◆ Task goal: With the images removed, return every line below exactly as it reads.

◆ Provided data:

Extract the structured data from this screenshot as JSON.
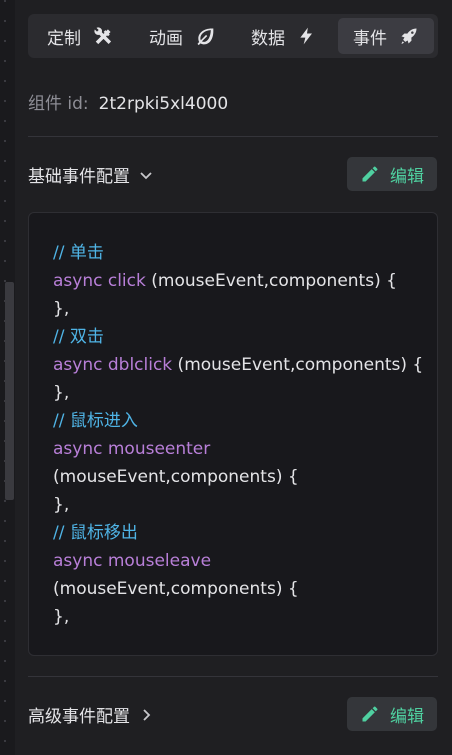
{
  "tabs": [
    {
      "label": "定制",
      "icon": "tools-icon",
      "active": false
    },
    {
      "label": "动画",
      "icon": "leaf-icon",
      "active": false
    },
    {
      "label": "数据",
      "icon": "lightning-icon",
      "active": false
    },
    {
      "label": "事件",
      "icon": "rocket-icon",
      "active": true
    }
  ],
  "component": {
    "id_label": "组件 id:",
    "id_value": "2t2rpki5xl4000"
  },
  "basic_events": {
    "title": "基础事件配置",
    "edit_label": "编辑",
    "code": [
      {
        "type": "comment",
        "text": "// 单击"
      },
      {
        "type": "mixed",
        "keyword": "async click",
        "rest": " (mouseEvent,components) {"
      },
      {
        "type": "plain",
        "text": "},"
      },
      {
        "type": "comment",
        "text": "// 双击"
      },
      {
        "type": "mixed",
        "keyword": "async dblclick",
        "rest": " (mouseEvent,components) {"
      },
      {
        "type": "plain",
        "text": "},"
      },
      {
        "type": "comment",
        "text": "// 鼠标进入"
      },
      {
        "type": "mixed",
        "keyword": "async mouseenter",
        "rest": ""
      },
      {
        "type": "plain",
        "text": "(mouseEvent,components) {"
      },
      {
        "type": "plain",
        "text": "},"
      },
      {
        "type": "comment",
        "text": "// 鼠标移出"
      },
      {
        "type": "mixed",
        "keyword": "async mouseleave",
        "rest": ""
      },
      {
        "type": "plain",
        "text": "(mouseEvent,components) {"
      },
      {
        "type": "plain",
        "text": "},"
      }
    ]
  },
  "advanced_events": {
    "title": "高级事件配置",
    "edit_label": "编辑"
  },
  "colors": {
    "accent": "#4fd0a0",
    "comment": "#4fb4e6",
    "keyword": "#b87fd8"
  }
}
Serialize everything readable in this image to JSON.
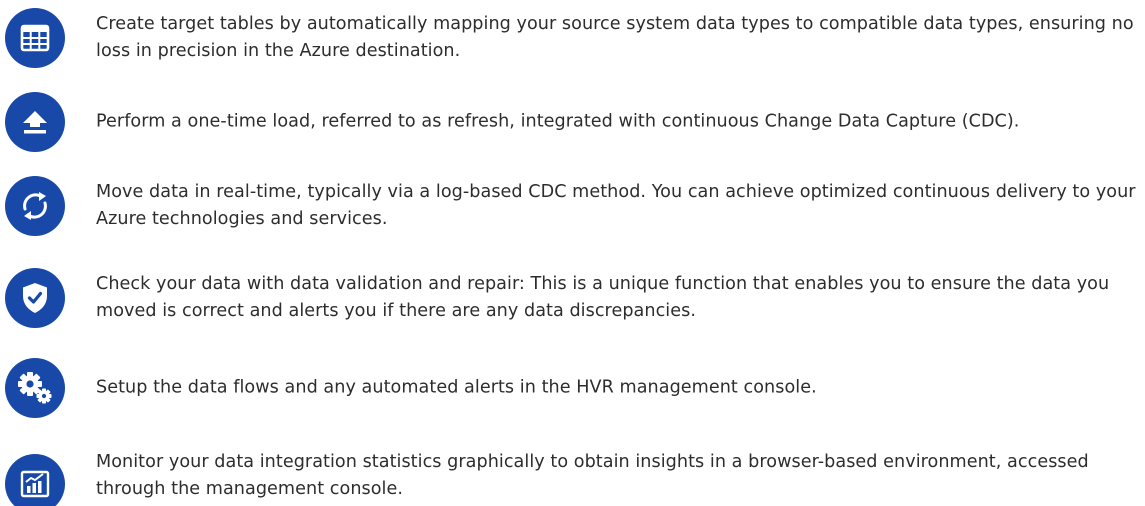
{
  "colors": {
    "icon_background": "#1849a9",
    "icon_foreground": "#ffffff",
    "text": "#2d2d2d"
  },
  "features": [
    {
      "icon": "table-icon",
      "text": "Create target tables by automatically mapping your source system data types to compatible data types, ensuring no loss in precision in the Azure destination."
    },
    {
      "icon": "upload-icon",
      "text": "Perform a one-time load, referred to as refresh, integrated with continuous Change Data Capture (CDC)."
    },
    {
      "icon": "sync-icon",
      "text": "Move data in real-time, typically via a log-based CDC method. You can achieve optimized continuous delivery to your Azure technologies and services."
    },
    {
      "icon": "shield-check-icon",
      "text": "Check your data with data validation and repair: This is a unique function that enables you to ensure the data you moved is correct and alerts you if there are any data discrepancies."
    },
    {
      "icon": "gears-icon",
      "text": "Setup the data flows and any automated alerts in the HVR management console."
    },
    {
      "icon": "bar-chart-icon",
      "text": "Monitor your data integration statistics graphically to obtain insights in a browser-based environment, accessed through the management console."
    }
  ]
}
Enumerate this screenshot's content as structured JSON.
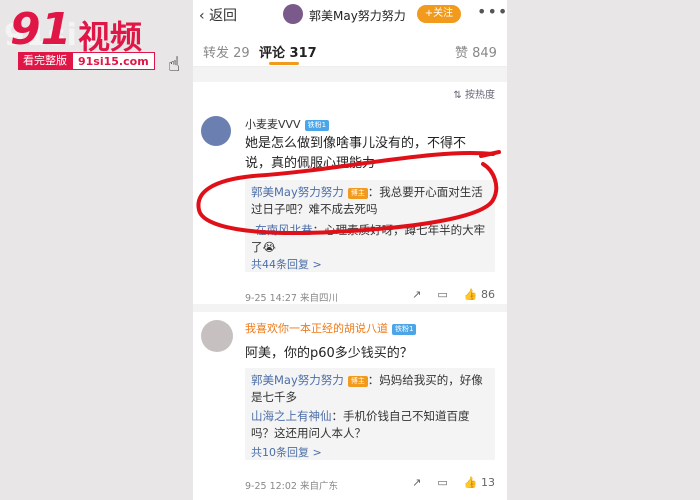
{
  "watermark": {
    "ghost": "91si1",
    "logo_num": "91",
    "logo_title": "视频",
    "watch_label": "看完整版",
    "site": "91si15.com"
  },
  "topbar": {
    "back_label": "返回",
    "title": "郭美May努力努力",
    "follow_label": "+关注",
    "more_icon": "more-icon"
  },
  "tabs": {
    "repost": "转发 29",
    "comments": "评论 317",
    "likes": "赞 849"
  },
  "sort": {
    "label": "按热度"
  },
  "comments": [
    {
      "username": "小麦麦VVV",
      "badge": "铁粉1",
      "text": "她是怎么做到像啥事儿没有的，不得不说，真的佩服心理能力",
      "replies": [
        {
          "author": "郭美May努力努力",
          "badge": "博主",
          "text": "：我总要开心面对生活过日子吧？难不成去死吗"
        },
        {
          "author": "-在南风北巷",
          "badge": "",
          "text": "：心理素质好呀，蹲七年半的大牢了😭"
        }
      ],
      "more_replies": "共44条回复 >",
      "time": "9-25 14:27",
      "source": "来自四川",
      "likes": "86"
    },
    {
      "username": "我喜欢你一本正经的胡说八道",
      "badge": "铁粉1",
      "text": "阿美，你的p60多少钱买的？",
      "replies": [
        {
          "author": "郭美May努力努力",
          "badge": "博主",
          "text": "：妈妈给我买的，好像是七千多"
        },
        {
          "author": "山海之上有神仙",
          "badge": "",
          "text": "：手机价钱自己不知道百度吗？这还用问人本人？"
        }
      ],
      "more_replies": "共10条回复 >",
      "time": "9-25 12:02",
      "source": "来自广东",
      "likes": "13"
    }
  ],
  "colors": {
    "accent": "#f29a1b",
    "link": "#4c6ea8",
    "annotation": "#e01018",
    "watermark": "#e01646"
  }
}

◆ Solved exercise:
Extract the structured data from this screenshot as JSON.
{
  "tabs": [
    {
      "label": "定制",
      "icon": "tools-icon",
      "active": false
    },
    {
      "label": "动画",
      "icon": "leaf-icon",
      "active": false
    },
    {
      "label": "数据",
      "icon": "lightning-icon",
      "active": false
    },
    {
      "label": "事件",
      "icon": "rocket-icon",
      "active": true
    }
  ],
  "component": {
    "id_label": "组件 id:",
    "id_value": "2t2rpki5xl4000"
  },
  "basic_events": {
    "title": "基础事件配置",
    "edit_label": "编辑",
    "code": [
      {
        "type": "comment",
        "text": "// 单击"
      },
      {
        "type": "mixed",
        "keyword": "async click",
        "rest": " (mouseEvent,components) {"
      },
      {
        "type": "plain",
        "text": "},"
      },
      {
        "type": "comment",
        "text": "// 双击"
      },
      {
        "type": "mixed",
        "keyword": "async dblclick",
        "rest": " (mouseEvent,components) {"
      },
      {
        "type": "plain",
        "text": "},"
      },
      {
        "type": "comment",
        "text": "// 鼠标进入"
      },
      {
        "type": "mixed",
        "keyword": "async mouseenter",
        "rest": ""
      },
      {
        "type": "plain",
        "text": "(mouseEvent,components) {"
      },
      {
        "type": "plain",
        "text": "},"
      },
      {
        "type": "comment",
        "text": "// 鼠标移出"
      },
      {
        "type": "mixed",
        "keyword": "async mouseleave",
        "rest": ""
      },
      {
        "type": "plain",
        "text": "(mouseEvent,components) {"
      },
      {
        "type": "plain",
        "text": "},"
      }
    ]
  },
  "advanced_events": {
    "title": "高级事件配置",
    "edit_label": "编辑"
  },
  "colors": {
    "accent": "#4fd0a0",
    "comment": "#4fb4e6",
    "keyword": "#b87fd8"
  }
}
Serialize everything readable in this image to JSON.
{
  "colors": {
    "icon_background": "#1849a9",
    "icon_foreground": "#ffffff",
    "text": "#2d2d2d"
  },
  "features": [
    {
      "icon": "table-icon",
      "text": "Create target tables by automatically mapping your source system data types to compatible data types, ensuring no loss in precision in the Azure destination."
    },
    {
      "icon": "upload-icon",
      "text": "Perform a one-time load, referred to as refresh, integrated with continuous Change Data Capture (CDC)."
    },
    {
      "icon": "sync-icon",
      "text": "Move data in real-time, typically via a log-based CDC method. You can achieve optimized continuous delivery to your Azure technologies and services."
    },
    {
      "icon": "shield-check-icon",
      "text": "Check your data with data validation and repair: This is a unique function that enables you to ensure the data you moved is correct and alerts you if there are any data discrepancies."
    },
    {
      "icon": "gears-icon",
      "text": "Setup the data flows and any automated alerts in the HVR management console."
    },
    {
      "icon": "bar-chart-icon",
      "text": "Monitor your data integration statistics graphically to obtain insights in a browser-based environment, accessed through the management console."
    }
  ]
}
Enumerate this screenshot's content as structured JSON.
{
  "watermark": {
    "ghost": "91si1",
    "logo_num": "91",
    "logo_title": "视频",
    "watch_label": "看完整版",
    "site": "91si15.com"
  },
  "topbar": {
    "back_label": "返回",
    "title": "郭美May努力努力",
    "follow_label": "+关注",
    "more_icon": "more-icon"
  },
  "tabs": {
    "repost": "转发 29",
    "comments": "评论 317",
    "likes": "赞 849"
  },
  "sort": {
    "label": "按热度"
  },
  "comments": [
    {
      "username": "小麦麦VVV",
      "badge": "铁粉1",
      "text": "她是怎么做到像啥事儿没有的，不得不说，真的佩服心理能力",
      "replies": [
        {
          "author": "郭美May努力努力",
          "badge": "博主",
          "text": "：我总要开心面对生活过日子吧？难不成去死吗"
        },
        {
          "author": "-在南风北巷",
          "badge": "",
          "text": "：心理素质好呀，蹲七年半的大牢了😭"
        }
      ],
      "more_replies": "共44条回复 >",
      "time": "9-25 14:27",
      "source": "来自四川",
      "likes": "86"
    },
    {
      "username": "我喜欢你一本正经的胡说八道",
      "badge": "铁粉1",
      "text": "阿美，你的p60多少钱买的？",
      "replies": [
        {
          "author": "郭美May努力努力",
          "badge": "博主",
          "text": "：妈妈给我买的，好像是七千多"
        },
        {
          "author": "山海之上有神仙",
          "badge": "",
          "text": "：手机价钱自己不知道百度吗？这还用问人本人？"
        }
      ],
      "more_replies": "共10条回复 >",
      "time": "9-25 12:02",
      "source": "来自广东",
      "likes": "13"
    }
  ],
  "colors": {
    "accent": "#f29a1b",
    "link": "#4c6ea8",
    "annotation": "#e01018",
    "watermark": "#e01646"
  }
}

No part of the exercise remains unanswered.